This week, however, after details of his claims were exposed by the Daily Telegraph, which acquired a leaked copy of all MPs’ expenses going back four years, the shadow culture spokesman admitted he had been wrong.

He insisted a claim for an antique chair – which was expressly forbidden by the Parliamentary rulebook – “should not have been made”.

Mr Vaizey also accepted a series of other items of furniture, bought from online retailer Oka, could be “deemed as being of higher quality than necessary”.

His purchases from the company, which is owned by the mother-in-law of Tory leader and Witney MP David Cameron, included a £467 two-seat sofa, a £544 chair, a £280 low table and another table worth £671.

In addition, it also emerged Mr Vaizey claimed £300 for an upholstered library chair from an antiques shop in west London and £10,776 to cover legal fees and stamp duty when he bought the Letcombe Bassett house in 2007. Mr Vaizey’s main home is in west London.

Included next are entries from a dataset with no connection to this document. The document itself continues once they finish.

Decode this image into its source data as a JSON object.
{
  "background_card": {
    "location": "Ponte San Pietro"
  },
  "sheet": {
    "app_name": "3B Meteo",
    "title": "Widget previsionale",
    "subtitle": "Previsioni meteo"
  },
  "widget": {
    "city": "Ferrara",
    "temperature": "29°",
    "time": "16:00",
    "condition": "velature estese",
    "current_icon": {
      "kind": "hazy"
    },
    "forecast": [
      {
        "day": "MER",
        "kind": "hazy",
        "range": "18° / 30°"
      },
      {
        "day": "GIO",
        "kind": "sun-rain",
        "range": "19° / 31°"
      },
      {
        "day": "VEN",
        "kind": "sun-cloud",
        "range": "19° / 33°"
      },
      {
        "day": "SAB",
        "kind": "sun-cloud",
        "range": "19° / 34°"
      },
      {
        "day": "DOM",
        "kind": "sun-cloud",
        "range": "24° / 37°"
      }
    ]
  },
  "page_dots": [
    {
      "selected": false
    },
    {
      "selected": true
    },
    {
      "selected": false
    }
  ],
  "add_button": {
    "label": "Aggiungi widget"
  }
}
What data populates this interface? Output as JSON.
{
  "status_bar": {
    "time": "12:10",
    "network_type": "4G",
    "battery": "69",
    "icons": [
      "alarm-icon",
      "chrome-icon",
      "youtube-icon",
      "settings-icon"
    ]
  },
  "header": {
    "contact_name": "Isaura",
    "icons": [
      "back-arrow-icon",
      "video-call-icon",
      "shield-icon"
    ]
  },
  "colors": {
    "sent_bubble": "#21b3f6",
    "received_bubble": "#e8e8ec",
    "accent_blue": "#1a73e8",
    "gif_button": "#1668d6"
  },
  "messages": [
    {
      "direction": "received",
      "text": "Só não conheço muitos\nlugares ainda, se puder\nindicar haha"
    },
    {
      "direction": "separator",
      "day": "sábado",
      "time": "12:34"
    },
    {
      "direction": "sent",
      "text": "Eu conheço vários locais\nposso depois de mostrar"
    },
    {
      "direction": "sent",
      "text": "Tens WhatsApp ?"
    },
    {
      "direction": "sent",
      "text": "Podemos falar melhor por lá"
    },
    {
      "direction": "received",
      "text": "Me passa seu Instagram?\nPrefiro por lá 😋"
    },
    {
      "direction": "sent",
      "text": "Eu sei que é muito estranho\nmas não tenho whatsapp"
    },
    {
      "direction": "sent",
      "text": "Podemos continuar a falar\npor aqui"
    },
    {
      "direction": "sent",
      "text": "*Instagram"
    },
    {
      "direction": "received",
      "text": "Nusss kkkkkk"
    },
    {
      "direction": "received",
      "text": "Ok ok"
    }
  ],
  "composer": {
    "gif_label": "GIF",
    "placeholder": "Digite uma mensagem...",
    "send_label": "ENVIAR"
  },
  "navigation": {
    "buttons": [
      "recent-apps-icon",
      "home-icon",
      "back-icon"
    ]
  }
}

The Green Book, which sets out the rules governing MPs’ expense claims, states MPs are not allowed to use their Additional Costs Allowance to buy “furnishings or fittings that are antique, luxury or premium grade”.

Mr Vaizey, in an attempt to explain his change of heart, said he “did not bother” to argue against the Telegraph’s charge that he may have broken the rules because he had “already decided, for different reasons, to pay back the money”.

He went on the say: “I am sorry.”

The MP added: “People have a right to feel let down. This was an error of judgement and I apologise. I am trying to make amends. I accept people will be angry. I haven’t claimed for furniture since.

“My claim last year was significantly lower than the year before and my claim this year will be less than half the permitted allowance. I did pay this money back before this was in the public domain.”

Mr Vaizey continued to defend his claim for stamp duty and legal fees, saying he had bought a home in Oxfordshire because it “demonstrated my commitment to my constituency”.

A senior Tory spokesman confirmed that Mr Vaizey’s claims, which had been approved by the Fees Office, are to be re-examined by an internal party scrutiny panel.

If the panel decides any of Mr Vaizey's claims have been excessive, he could be forced to pay back even more – or face being expelled from the Parliamentary party.